Project kicks off scientific career

Her courage and tenacity paid off: the application was approved and she was able to launch her first standalone project. “That jump-started my science career," says the researcher, underlining the importance of the FWF for her work, since this grant enabled her to advance in her field of research. “I have always wanted to develop my own projects and not have other people tell me what I should be interested in”, she says about what motivates her. With the FWF grant, she and her husband Max Ringler were able to establish a laboratory frog population on the river island in French Guyana and an ex-situ laboratory frog population at the University of Vienna - two important milestones in Eva Ringler's scientific trajectory.

Inability to plan ahead is a problem

Something the Ringlers and many of their colleagues have to struggle with consistently, however, is the inability to plan ahead. “Both the pressure to publish and the pressure to raise research funds are extremely high.
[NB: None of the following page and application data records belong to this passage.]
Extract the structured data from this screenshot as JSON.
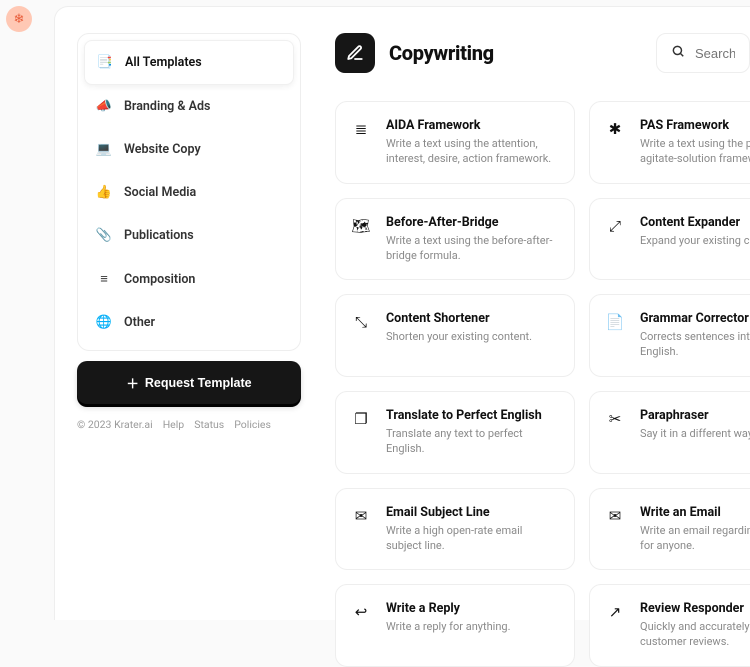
{
  "logo_glyph": "❄",
  "sidebar": {
    "items": [
      {
        "icon": "📑",
        "label": "All Templates",
        "name": "all-templates",
        "active": true
      },
      {
        "icon": "📣",
        "label": "Branding & Ads",
        "name": "branding-ads"
      },
      {
        "icon": "💻",
        "label": "Website Copy",
        "name": "website-copy"
      },
      {
        "icon": "👍",
        "label": "Social Media",
        "name": "social-media"
      },
      {
        "icon": "📎",
        "label": "Publications",
        "name": "publications"
      },
      {
        "icon": "≡",
        "label": "Composition",
        "name": "composition"
      },
      {
        "icon": "🌐",
        "label": "Other",
        "name": "other"
      }
    ],
    "request_button": "Request Template"
  },
  "footer": {
    "copyright": "© 2023 Krater.ai",
    "links": [
      "Help",
      "Status",
      "Policies"
    ]
  },
  "main": {
    "title": "Copywriting",
    "search_placeholder": "Search"
  },
  "templates": [
    {
      "icon_name": "aida-icon",
      "glyph": "≣",
      "title": "AIDA Framework",
      "desc": "Write a text using the attention, interest, desire, action framework."
    },
    {
      "icon_name": "pas-icon",
      "glyph": "✱",
      "title": "PAS Framework",
      "desc": "Write a text using the problem-agitate-solution framework."
    },
    {
      "icon_name": "bab-icon",
      "glyph": "🗺",
      "title": "Before-After-Bridge",
      "desc": "Write a text using the before-after-bridge formula."
    },
    {
      "icon_name": "expand-icon",
      "glyph": "⤢",
      "title": "Content Expander",
      "desc": "Expand your existing content."
    },
    {
      "icon_name": "shorten-icon",
      "glyph": "⤡",
      "title": "Content Shortener",
      "desc": "Shorten your existing content."
    },
    {
      "icon_name": "grammar-icon",
      "glyph": "📄",
      "title": "Grammar Corrector",
      "desc": "Corrects sentences into standard English."
    },
    {
      "icon_name": "translate-icon",
      "glyph": "❐",
      "title": "Translate to Perfect English",
      "desc": "Translate any text to perfect English."
    },
    {
      "icon_name": "paraphrase-icon",
      "glyph": "✂",
      "title": "Paraphraser",
      "desc": "Say it in a different way."
    },
    {
      "icon_name": "subject-icon",
      "glyph": "✉",
      "title": "Email Subject Line",
      "desc": "Write a high open-rate email subject line."
    },
    {
      "icon_name": "email-icon",
      "glyph": "✉",
      "title": "Write an Email",
      "desc": "Write an email regarding any topic for anyone."
    },
    {
      "icon_name": "reply-icon",
      "glyph": "↩",
      "title": "Write a Reply",
      "desc": "Write a reply for anything."
    },
    {
      "icon_name": "review-icon",
      "glyph": "↗",
      "title": "Review Responder",
      "desc": "Quickly and accurately respond to customer reviews."
    }
  ]
}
At the same time, young scientists are hired for temporary positions without a long-term perspective”, is her take on the situation, and she makes an appeal: “In this context, policy-makers ought to create more permanent posts.” Ringler considers the current number of tenure-track positions (which usually lead to a professorial chair) to be insufficient. “There is hardly any leeway for long-term projects, exploring major issues or developing new, creative and innovative approaches that require longer lead times”, runs her assessment looking at the current situation of young researchers. According to her, one of the consequences of these conditions is that young scientists are quickly burnt out and frustrated, and finally go looking for a plan B.

“At the University of Vienna, women account for 60 per cent of the students but only 10 per cent of professors.” Eva Ringler
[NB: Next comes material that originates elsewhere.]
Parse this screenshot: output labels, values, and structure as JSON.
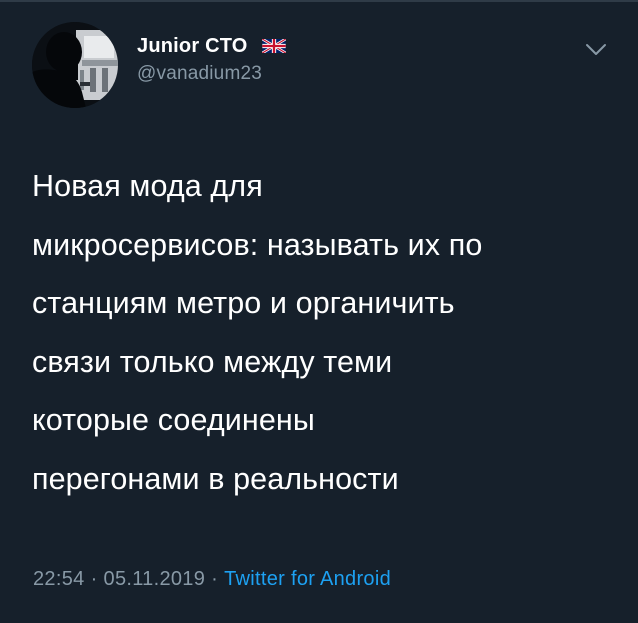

"Women in Biology"

What the biologist observes with concern in her discipline is the striking disproportion between female students and female faculty: “At the University of Vienna, for instance, there's 60 per cent of female students but only 10 per cent of female professors”, she notes. In order to raise awareness and identify the root causes of this imbalance, Eva Ringler is involved in the Women in Biology initiative. In her opinion, this striking mismatch cannot be due just to the difficulty of reconciling work and family life and the pronounced pressure towards being mobile, because these problems also exist in other fields.

Many roads to success

One of the measures taken by Women in Biology are so-called “role model” seminars. Biologists who give a lecture at the university are invited to talk about their careers at a separate event. “It is striking that women who have achieved a lasting career at university have had very diverse trajectories. Men often have much straighter career paths by comparison”, is an interesting observation by Eva Ringler. These seminars aim at showing the young women scientists that there are many roads to success. “Just because you don't fit the classic cliché of a scientist this doesn’t mean you can’t do good research. You needn't - and shouldn't - elbow your way to the top. You can be successful by being committed and consistently advancing your own research track, if you do it with conviction”, says Ringler - and she herself is probably the best proof of that tenet.

Personal details

Eva Ringler was a biologist at the Messerli Research Institute of the University of Veterinary Medicine in Vienna. Her research focuses on mating systems and motives for partner selection, brood care, reasons for flexible or stereotypical behaviour, cognition in amphibians and population ecology. She studied biology and environmental science as well as mathematics at the University of Vienna and also acquired her doctorate in zoology. Study visits took her to French Guyana, Costa Rica, Britain and the USA. In 2017, Ringler conducted research at the University of California Los Angeles (UCLA) as part of her FWF-funded Hertha-Firnberg project.